Driving to Kosova from England was an easy journey, motorways and autobahns with electronic tolls which accept credit cards. Apart from having to use change to use the toilets, there was no need to carry much cash at all.
It rained all the way which had turned to snow in the Austrian Alps where the roads were very icy. One car skidded into the embankment and landed on its roof. Just prayed it would not happen to me on this long journey. I kept my eye on the temperature gauge and was relieved when it rose to over 2c when I descended. From then on it was back to heavy winds and pouring rain.
The turn off to Kosova, took me to along a narrow, winding pot holed road, which felt like driving in another world lost in time. The further I drove the bigger the pot holes became, which were filled with water from the heavy rain. Then the rain turned to snow as the temperature dropped and it was difficult to see the road ahead. At first I thought the road was to wet for the snow to settle, but I was wrong. The fresh snow was easy to drive in, but it just kept getting deeper and deeper.
First I was waved down by the owners of a car which had run of the road and into a ditch, but car was to loaded up to be of any use to them. Then as got closer to the border the trucks also got stuck in the snow and there was no way forward. All the drivers of the trucks were Serbian and they helped me get past them.
The border was just ahead and unlike any of the others I had passed entering Slovenia and Croatia, this was one was like stepping into the last century. When it came to paying for the car insurance, I was shocked to find out it was cash only. While the rest of the world are working towards a cashless society, Kosova still insists on cash. I would like to know who owns this insurance company, which seems to have the monopoly on car insurance at the border. Maybe the corruption starts at the border. Well having no cash on me the police all had a discussion on what I should do, as the snow was getting deeper and it was very late at night. Eventually, I left my car at the border and a kind man drove me into town to use the cashpoint to get some money.
Insurance all done and my passport back, I left the border police and made my way towards Prishtina. The snow had stopped falling, but the snow was deep. I was driving along at a fair speed until I caught up with two cars, which were driving really slow. Keeping my distance, so that I would not drive into the back of them, the car stalled as we were going up a hill. There was no way I could get the grip to climb the hill and I was finally stuck in the snow.

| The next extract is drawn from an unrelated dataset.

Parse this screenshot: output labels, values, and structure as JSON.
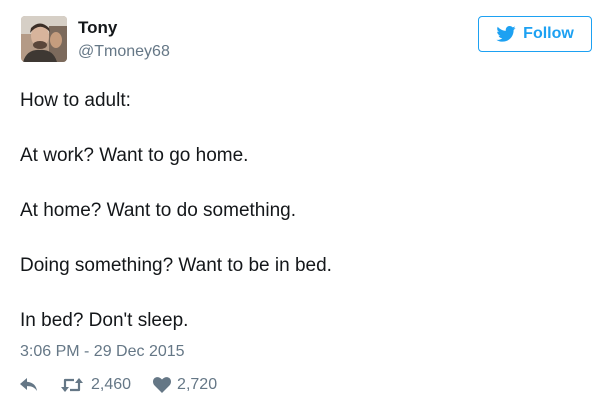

Then from nowhere came one of the border police which I had met at the border, suggesting that I should turn around and follow him to go another route.
He went down the hill and turned left and stopped, which meant I had to drive around him when I was going to fast down the hill. This resulted in me skidding off the road, down an embankment and into a field, narrowly missing a post. I was definitely stuck in the snow this time. I watched as the policeman drove off, hoping he had gone to get help.
Eventually he came back with an interpreter, as he couldn’t speak English. He told me to take a few things and he would drive me into Prishtina and the people in the village would keep an eye on my car. After dropping me off he arranged to pick me up in the morning and take me to get my car out of the field.
The border policeman arrived on time in the morning and my friend came along too. When we arrived in Lebane you would not notice the car was there, until you got close.
Everybody came out to help, the police were directing the traffic and the local family Dobratiqi, used their tractor to pull the car out of the field. After several attempts, the car was finally back on the road and the family offered to repair the car for us. While the sons repaired the car, we tasted real Kosovar hospitality, in the families home. Drinking coffee with them in front of their log fire. Such beautiful people who we will keep close to our hearts and hopefully be able to pay back in some way, in the future.